- **DIRECTIONS FOR THIS TASK**:
Once you have read the records below, write them all out exactly as given.

- **Dataset rows describing interfaces**:
------
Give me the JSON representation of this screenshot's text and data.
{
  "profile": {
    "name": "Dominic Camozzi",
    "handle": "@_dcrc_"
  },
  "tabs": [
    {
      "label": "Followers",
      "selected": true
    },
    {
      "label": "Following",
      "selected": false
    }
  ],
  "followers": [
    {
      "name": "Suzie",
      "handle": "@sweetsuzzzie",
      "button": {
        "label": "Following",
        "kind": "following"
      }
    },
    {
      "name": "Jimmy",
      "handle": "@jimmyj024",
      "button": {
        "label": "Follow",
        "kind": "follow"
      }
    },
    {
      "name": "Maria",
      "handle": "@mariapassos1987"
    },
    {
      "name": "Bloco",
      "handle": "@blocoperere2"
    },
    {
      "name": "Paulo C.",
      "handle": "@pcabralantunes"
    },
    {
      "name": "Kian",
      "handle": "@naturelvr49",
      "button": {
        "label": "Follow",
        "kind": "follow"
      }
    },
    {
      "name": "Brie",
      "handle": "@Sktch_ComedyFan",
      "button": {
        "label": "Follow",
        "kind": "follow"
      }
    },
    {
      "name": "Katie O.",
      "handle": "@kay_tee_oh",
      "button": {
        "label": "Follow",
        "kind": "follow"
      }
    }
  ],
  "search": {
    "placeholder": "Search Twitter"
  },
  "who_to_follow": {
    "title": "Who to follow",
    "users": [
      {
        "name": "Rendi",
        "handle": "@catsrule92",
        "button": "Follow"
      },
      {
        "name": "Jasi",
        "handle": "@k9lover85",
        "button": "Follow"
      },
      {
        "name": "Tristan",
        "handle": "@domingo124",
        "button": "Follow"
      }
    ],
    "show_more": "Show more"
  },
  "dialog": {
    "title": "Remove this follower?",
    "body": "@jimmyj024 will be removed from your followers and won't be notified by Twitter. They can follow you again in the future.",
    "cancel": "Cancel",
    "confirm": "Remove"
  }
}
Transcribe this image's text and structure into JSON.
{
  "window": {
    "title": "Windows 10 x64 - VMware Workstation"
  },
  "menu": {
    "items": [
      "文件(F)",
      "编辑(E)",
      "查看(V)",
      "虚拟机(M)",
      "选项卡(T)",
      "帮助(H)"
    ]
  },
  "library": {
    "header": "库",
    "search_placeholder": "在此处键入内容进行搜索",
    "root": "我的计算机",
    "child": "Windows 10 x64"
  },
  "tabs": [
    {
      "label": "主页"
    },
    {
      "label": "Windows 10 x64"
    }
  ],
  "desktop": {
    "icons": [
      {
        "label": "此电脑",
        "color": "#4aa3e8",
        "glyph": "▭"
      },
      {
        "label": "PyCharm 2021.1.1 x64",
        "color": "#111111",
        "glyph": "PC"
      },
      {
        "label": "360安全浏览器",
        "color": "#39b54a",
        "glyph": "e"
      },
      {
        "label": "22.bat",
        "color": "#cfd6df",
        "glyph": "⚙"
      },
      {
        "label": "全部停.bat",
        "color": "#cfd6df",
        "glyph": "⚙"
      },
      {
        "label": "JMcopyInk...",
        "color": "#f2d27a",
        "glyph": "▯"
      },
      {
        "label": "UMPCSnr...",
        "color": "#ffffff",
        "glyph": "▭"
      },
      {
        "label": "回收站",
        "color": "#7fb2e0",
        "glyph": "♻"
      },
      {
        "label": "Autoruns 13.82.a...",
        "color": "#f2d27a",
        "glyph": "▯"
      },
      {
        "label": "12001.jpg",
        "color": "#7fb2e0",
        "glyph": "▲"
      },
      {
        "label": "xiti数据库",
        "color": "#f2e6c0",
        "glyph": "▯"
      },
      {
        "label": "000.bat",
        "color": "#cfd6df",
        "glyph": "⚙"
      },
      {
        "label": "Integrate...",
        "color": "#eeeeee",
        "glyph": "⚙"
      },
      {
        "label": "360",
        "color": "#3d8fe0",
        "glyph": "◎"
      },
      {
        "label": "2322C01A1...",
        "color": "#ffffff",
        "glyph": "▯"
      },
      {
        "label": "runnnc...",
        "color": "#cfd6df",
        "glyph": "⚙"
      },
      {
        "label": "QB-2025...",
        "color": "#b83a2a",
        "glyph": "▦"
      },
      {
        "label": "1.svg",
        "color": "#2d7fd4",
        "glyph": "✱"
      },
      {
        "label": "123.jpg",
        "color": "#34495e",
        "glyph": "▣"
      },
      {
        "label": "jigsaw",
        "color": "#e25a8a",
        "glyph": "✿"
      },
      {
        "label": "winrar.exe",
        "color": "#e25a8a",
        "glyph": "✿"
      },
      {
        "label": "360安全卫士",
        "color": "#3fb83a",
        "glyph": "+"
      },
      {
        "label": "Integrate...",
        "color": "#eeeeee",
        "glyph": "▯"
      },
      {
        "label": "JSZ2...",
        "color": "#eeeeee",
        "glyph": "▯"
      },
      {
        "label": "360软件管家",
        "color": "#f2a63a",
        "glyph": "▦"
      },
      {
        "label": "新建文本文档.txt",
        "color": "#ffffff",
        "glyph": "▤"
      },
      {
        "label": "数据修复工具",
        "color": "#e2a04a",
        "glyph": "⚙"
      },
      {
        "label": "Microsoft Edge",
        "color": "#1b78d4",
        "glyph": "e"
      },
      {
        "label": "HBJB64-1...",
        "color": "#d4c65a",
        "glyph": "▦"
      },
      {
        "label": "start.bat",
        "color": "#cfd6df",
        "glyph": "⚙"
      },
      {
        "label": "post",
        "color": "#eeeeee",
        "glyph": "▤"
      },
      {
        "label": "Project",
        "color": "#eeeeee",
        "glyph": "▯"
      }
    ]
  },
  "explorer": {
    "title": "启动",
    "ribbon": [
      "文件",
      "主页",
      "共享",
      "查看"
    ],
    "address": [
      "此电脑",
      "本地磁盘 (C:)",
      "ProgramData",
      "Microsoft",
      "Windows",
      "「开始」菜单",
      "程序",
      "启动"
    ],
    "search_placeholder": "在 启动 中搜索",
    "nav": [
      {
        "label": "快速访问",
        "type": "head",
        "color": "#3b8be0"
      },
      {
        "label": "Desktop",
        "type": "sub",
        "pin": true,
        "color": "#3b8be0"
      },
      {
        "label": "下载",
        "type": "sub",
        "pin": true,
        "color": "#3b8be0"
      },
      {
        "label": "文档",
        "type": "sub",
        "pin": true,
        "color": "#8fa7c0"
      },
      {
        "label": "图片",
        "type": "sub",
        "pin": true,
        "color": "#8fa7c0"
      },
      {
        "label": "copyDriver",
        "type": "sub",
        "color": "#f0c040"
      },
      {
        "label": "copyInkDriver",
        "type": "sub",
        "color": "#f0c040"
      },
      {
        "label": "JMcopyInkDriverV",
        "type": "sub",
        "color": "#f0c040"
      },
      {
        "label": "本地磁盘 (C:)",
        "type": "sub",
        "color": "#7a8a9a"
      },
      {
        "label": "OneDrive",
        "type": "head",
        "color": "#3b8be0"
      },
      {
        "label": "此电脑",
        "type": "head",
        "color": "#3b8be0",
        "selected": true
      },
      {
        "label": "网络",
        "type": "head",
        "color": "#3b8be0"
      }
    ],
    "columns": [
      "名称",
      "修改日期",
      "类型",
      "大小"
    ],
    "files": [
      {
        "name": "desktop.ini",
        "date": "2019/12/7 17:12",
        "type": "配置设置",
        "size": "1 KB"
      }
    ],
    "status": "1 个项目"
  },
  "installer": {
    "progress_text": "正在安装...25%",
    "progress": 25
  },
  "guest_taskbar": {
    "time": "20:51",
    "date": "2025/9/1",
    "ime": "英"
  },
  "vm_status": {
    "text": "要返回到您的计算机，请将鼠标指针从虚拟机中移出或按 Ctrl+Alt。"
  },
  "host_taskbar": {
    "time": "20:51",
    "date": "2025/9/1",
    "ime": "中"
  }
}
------
- **EXERCISE RESPONSE**:
Give me the JSON representation of this screenshot's text and data.
{
  "profile": {
    "name": "Dominic Camozzi",
    "handle": "@_dcrc_"
  },
  "tabs": [
    {
      "label": "Followers",
      "selected": true
    },
    {
      "label": "Following",
      "selected": false
    }
  ],
  "followers": [
    {
      "name": "Suzie",
      "handle": "@sweetsuzzzie",
      "button": {
        "label": "Following",
        "kind": "following"
      }
    },
    {
      "name": "Jimmy",
      "handle": "@jimmyj024",
      "button": {
        "label": "Follow",
        "kind": "follow"
      }
    },
    {
      "name": "Maria",
      "handle": "@mariapassos1987"
    },
    {
      "name": "Bloco",
      "handle": "@blocoperere2"
    },
    {
      "name": "Paulo C.",
      "handle": "@pcabralantunes"
    },
    {
      "name": "Kian",
      "handle": "@naturelvr49",
      "button": {
        "label": "Follow",
        "kind": "follow"
      }
    },
    {
      "name": "Brie",
      "handle": "@Sktch_ComedyFan",
      "button": {
        "label": "Follow",
        "kind": "follow"
      }
    },
    {
      "name": "Katie O.",
      "handle": "@kay_tee_oh",
      "button": {
        "label": "Follow",
        "kind": "follow"
      }
    }
  ],
  "search": {
    "placeholder": "Search Twitter"
  },
  "who_to_follow": {
    "title": "Who to follow",
    "users": [
      {
        "name": "Rendi",
        "handle": "@catsrule92",
        "button": "Follow"
      },
      {
        "name": "Jasi",
        "handle": "@k9lover85",
        "button": "Follow"
      },
      {
        "name": "Tristan",
        "handle": "@domingo124",
        "button": "Follow"
      }
    ],
    "show_more": "Show more"
  },
  "dialog": {
    "title": "Remove this follower?",
    "body": "@jimmyj024 will be removed from your followers and won't be notified by Twitter. They can follow you again in the future.",
    "cancel": "Cancel",
    "confirm": "Remove"
  }
}
Transcribe this image's text and structure into JSON.
{
  "window": {
    "title": "Windows 10 x64 - VMware Workstation"
  },
  "menu": {
    "items": [
      "文件(F)",
      "编辑(E)",
      "查看(V)",
      "虚拟机(M)",
      "选项卡(T)",
      "帮助(H)"
    ]
  },
  "library": {
    "header": "库",
    "search_placeholder": "在此处键入内容进行搜索",
    "root": "我的计算机",
    "child": "Windows 10 x64"
  },
  "tabs": [
    {
      "label": "主页"
    },
    {
      "label": "Windows 10 x64"
    }
  ],
  "desktop": {
    "icons": [
      {
        "label": "此电脑",
        "color": "#4aa3e8",
        "glyph": "▭"
      },
      {
        "label": "PyCharm 2021.1.1 x64",
        "color": "#111111",
        "glyph": "PC"
      },
      {
        "label": "360安全浏览器",
        "color": "#39b54a",
        "glyph": "e"
      },
      {
        "label": "22.bat",
        "color": "#cfd6df",
        "glyph": "⚙"
      },
      {
        "label": "全部停.bat",
        "color": "#cfd6df",
        "glyph": "⚙"
      },
      {
        "label": "JMcopyInk...",
        "color": "#f2d27a",
        "glyph": "▯"
      },
      {
        "label": "UMPCSnr...",
        "color": "#ffffff",
        "glyph": "▭"
      },
      {
        "label": "回收站",
        "color": "#7fb2e0",
        "glyph": "♻"
      },
      {
        "label": "Autoruns 13.82.a...",
        "color": "#f2d27a",
        "glyph": "▯"
      },
      {
        "label": "12001.jpg",
        "color": "#7fb2e0",
        "glyph": "▲"
      },
      {
        "label": "xiti数据库",
        "color": "#f2e6c0",
        "glyph": "▯"
      },
      {
        "label": "000.bat",
        "color": "#cfd6df",
        "glyph": "⚙"
      },
      {
        "label": "Integrate...",
        "color": "#eeeeee",
        "glyph": "⚙"
      },
      {
        "label": "360",
        "color": "#3d8fe0",
        "glyph": "◎"
      },
      {
        "label": "2322C01A1...",
        "color": "#ffffff",
        "glyph": "▯"
      },
      {
        "label": "runnnc...",
        "color": "#cfd6df",
        "glyph": "⚙"
      },
      {
        "label": "QB-2025...",
        "color": "#b83a2a",
        "glyph": "▦"
      },
      {
        "label": "1.svg",
        "color": "#2d7fd4",
        "glyph": "✱"
      },
      {
        "label": "123.jpg",
        "color": "#34495e",
        "glyph": "▣"
      },
      {
        "label": "jigsaw",
        "color": "#e25a8a",
        "glyph": "✿"
      },
      {
        "label": "winrar.exe",
        "color": "#e25a8a",
        "glyph": "✿"
      },
      {
        "label": "360安全卫士",
        "color": "#3fb83a",
        "glyph": "+"
      },
      {
        "label": "Integrate...",
        "color": "#eeeeee",
        "glyph": "▯"
      },
      {
        "label": "JSZ2...",
        "color": "#eeeeee",
        "glyph": "▯"
      },
      {
        "label": "360软件管家",
        "color": "#f2a63a",
        "glyph": "▦"
      },
      {
        "label": "新建文本文档.txt",
        "color": "#ffffff",
        "glyph": "▤"
      },
      {
        "label": "数据修复工具",
        "color": "#e2a04a",
        "glyph": "⚙"
      },
      {
        "label": "Microsoft Edge",
        "color": "#1b78d4",
        "glyph": "e"
      },
      {
        "label": "HBJB64-1...",
        "color": "#d4c65a",
        "glyph": "▦"
      },
      {
        "label": "start.bat",
        "color": "#cfd6df",
        "glyph": "⚙"
      },
      {
        "label": "post",
        "color": "#eeeeee",
        "glyph": "▤"
      },
      {
        "label": "Project",
        "color": "#eeeeee",
        "glyph": "▯"
      }
    ]
  },
  "explorer": {
    "title": "启动",
    "ribbon": [
      "文件",
      "主页",
      "共享",
      "查看"
    ],
    "address": [
      "此电脑",
      "本地磁盘 (C:)",
      "ProgramData",
      "Microsoft",
      "Windows",
      "「开始」菜单",
      "程序",
      "启动"
    ],
    "search_placeholder": "在 启动 中搜索",
    "nav": [
      {
        "label": "快速访问",
        "type": "head",
        "color": "#3b8be0"
      },
      {
        "label": "Desktop",
        "type": "sub",
        "pin": true,
        "color": "#3b8be0"
      },
      {
        "label": "下载",
        "type": "sub",
        "pin": true,
        "color": "#3b8be0"
      },
      {
        "label": "文档",
        "type": "sub",
        "pin": true,
        "color": "#8fa7c0"
      },
      {
        "label": "图片",
        "type": "sub",
        "pin": true,
        "color": "#8fa7c0"
      },
      {
        "label": "copyDriver",
        "type": "sub",
        "color": "#f0c040"
      },
      {
        "label": "copyInkDriver",
        "type": "sub",
        "color": "#f0c040"
      },
      {
        "label": "JMcopyInkDriverV",
        "type": "sub",
        "color": "#f0c040"
      },
      {
        "label": "本地磁盘 (C:)",
        "type": "sub",
        "color": "#7a8a9a"
      },
      {
        "label": "OneDrive",
        "type": "head",
        "color": "#3b8be0"
      },
      {
        "label": "此电脑",
        "type": "head",
        "color": "#3b8be0",
        "selected": true
      },
      {
        "label": "网络",
        "type": "head",
        "color": "#3b8be0"
      }
    ],
    "columns": [
      "名称",
      "修改日期",
      "类型",
      "大小"
    ],
    "files": [
      {
        "name": "desktop.ini",
        "date": "2019/12/7 17:12",
        "type": "配置设置",
        "size": "1 KB"
      }
    ],
    "status": "1 个项目"
  },
  "installer": {
    "progress_text": "正在安装...25%",
    "progress": 25
  },
  "guest_taskbar": {
    "time": "20:51",
    "date": "2025/9/1",
    "ime": "英"
  },
  "vm_status": {
    "text": "要返回到您的计算机，请将鼠标指针从虚拟机中移出或按 Ctrl+Alt。"
  },
  "host_taskbar": {
    "time": "20:51",
    "date": "2025/9/1",
    "ime": "中"
  }
}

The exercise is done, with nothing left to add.